In the Subway Station, Being Nice Gets You Nowhere

Filed under fun times on the subway, living in new york sucks so hard, my uber-confrontational personality

After work the other day, I was heading to my boyfriend’s apartment and exited the train at Grand Central. There was a throng of people gathered at the staircase on the platform, being inconsiderate to each other as usual. A man with a guitar case had been waiting by the stairs for someone to let him up for as long as I’d been waiting patiently toward the back of the mass, so when it was my turn to step onto the first stair, I held back for a second and motioned for him to go ahead. He smiled and thanked me, and I was left feeling like the greatest American hero, as my boyfriend says.

Then, on my way up the staircase from the station to the street, a woman was coming down on the wrong side. I find that sort of thing ridiculous in normal polite society, but in a city where we’re all two centimeters from colliding with one another, it’s totally inexcusable. I was going to give her the what-for, but then I thought, “Hey, it’s raining, and if I’m nice to the guitar guy AND the wrong-side lady, my karma will be off the chart.” Not that I believe in that sort of thing.

But as soon as I was through congratulating myself on being a true humanitarian, the woman thrust her Strawberry shopping bags in front of her, lifted her chin, and said haughtily, “Clear the way! Clear the way!”

She’s lucky she didn’t say it ten seconds earlier, because you can bet I would’ve planted myself right in front of her until the smell of the halal cart outside the station became too tempting around nightfall, but as she was right beside me by that point, I could only say, “You are a bitch!”, but she kept on walking down the stairs, and people kept on moving out of the way for her.

Funny that the only time New Yorkers are nice, it’s for people who don’t deserve it.

(also posted on Examiner) (who pays me when you read my articles, I should mention) (in case you were thinking about not clicking on that link)


  1. Kelly says:

    I must say, the one and only time I’ve been to New York City (six years ago), not one single person was anything less than extraordinarily friendly and/or helpful.

    Perfect example: I was shopping in the West Village, and I asked the salesgirl how to get to Magnolia Bakery from where I was.


    I know, I know, they say New Yorkers are nice to tourists but shitty to each other. But I can tell you right now, we aren’t THAT nice to tourists in Shreveport, Louisiana. (And yes, we do actually have tourists. Remember, anything’s legal in Louisiana if you have enough money.)

    I would like to be a tourist in New York City for the REST of my LIFE.

    • Tracey says:

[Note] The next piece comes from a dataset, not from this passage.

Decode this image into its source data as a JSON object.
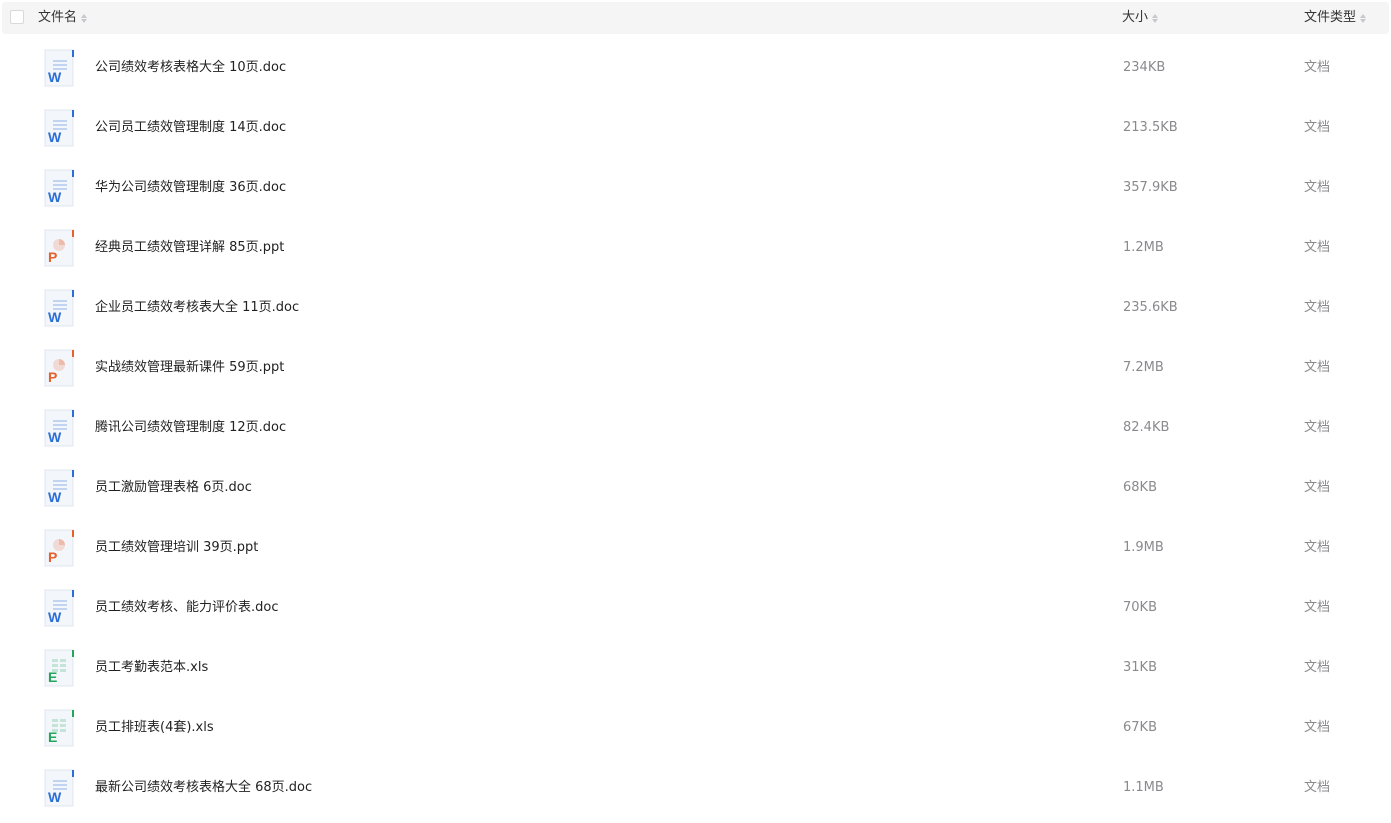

      Kelly has a point, here. Why are actual New Yorkers so careful to try to not look like tourists so they can fit in with the cool kids, while the tourists are the ones everyone is nicer to?

      Maybe the smartest New Yorkers are the ones who have lived there for years, but still ask people on the street how you get to the Statue of Liberty.

    • Mark says:

      I think the concept of defining who New Yorkers are or what they are like is silly for the simple reason that the nature of the city is diversity. We have assholes and incredibly kind people alike. It’s not an either/or deal; it’s an all-of-the-above.

      That being said, living in the city for years can turn incredibly kind people into being just a little bit tougher. I know this Southern girl who used to walk with a saunter, until this saunter garnered her a little too much attention. And thus, she changed the way she walks, so as not to attract unwanted attention. And I, who would never think to do this before, will elbow-check tourists when riding my bike across the Brooklyn Bridge when they wander their way into the bike lane without regard for the fact that I could seriously injure them & they need to fucking pay attention.